__What is needed__: While you copy the lines below, skip the pictures and keep the rest exact.

__Available records__:
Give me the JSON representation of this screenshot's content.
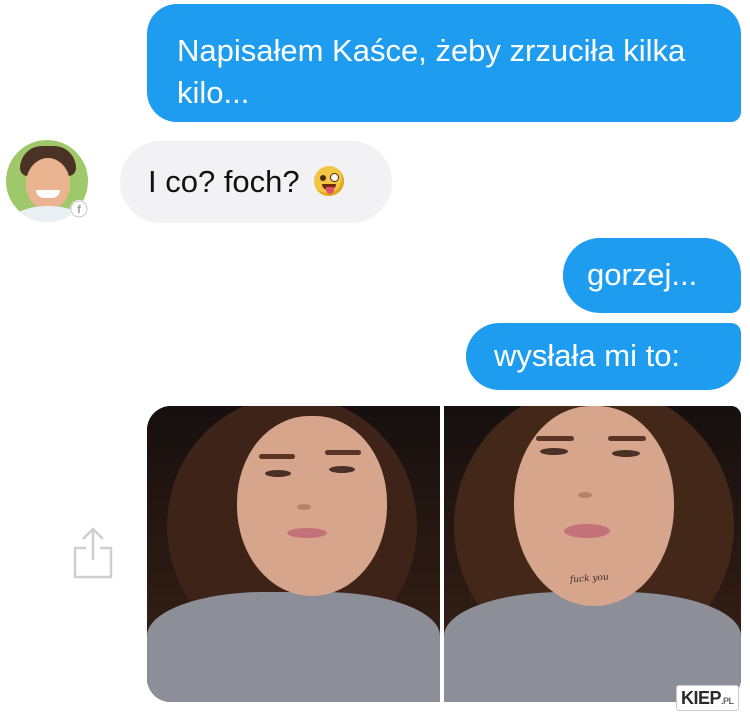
{
  "messages": [
    {
      "side": "sent",
      "text": "Napisałem Kaśce, żeby zrzuciła kilka kilo..."
    },
    {
      "side": "received",
      "text": "I co? foch?",
      "emoji": "winking-tongue-emoji"
    },
    {
      "side": "sent",
      "text": "gorzej..."
    },
    {
      "side": "sent",
      "text": "wysłała mi to:"
    }
  ],
  "attachment": {
    "photos": [
      {
        "icon": "selfie-photo-before"
      },
      {
        "icon": "selfie-photo-after",
        "neck_text": "fuck you"
      }
    ]
  },
  "icons": {
    "avatar": "contact-avatar",
    "share": "share-icon",
    "messenger_badge": "messenger-badge-icon"
  },
  "colors": {
    "sent_bubble": "#1e9df0",
    "received_bubble": "#f2f2f4"
  },
  "watermark": {
    "main": "KIEP",
    "suffix": ".PL"
  }
}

__Output below__:
Give me the JSON representation of this screenshot's content.
{
  "messages": [
    {
      "side": "sent",
      "text": "Napisałem Kaśce, żeby zrzuciła kilka kilo..."
    },
    {
      "side": "received",
      "text": "I co? foch?",
      "emoji": "winking-tongue-emoji"
    },
    {
      "side": "sent",
      "text": "gorzej..."
    },
    {
      "side": "sent",
      "text": "wysłała mi to:"
    }
  ],
  "attachment": {
    "photos": [
      {
        "icon": "selfie-photo-before"
      },
      {
        "icon": "selfie-photo-after",
        "neck_text": "fuck you"
      }
    ]
  },
  "icons": {
    "avatar": "contact-avatar",
    "share": "share-icon",
    "messenger_badge": "messenger-badge-icon"
  },
  "colors": {
    "sent_bubble": "#1e9df0",
    "received_bubble": "#f2f2f4"
  },
  "watermark": {
    "main": "KIEP",
    "suffix": ".PL"
  }
}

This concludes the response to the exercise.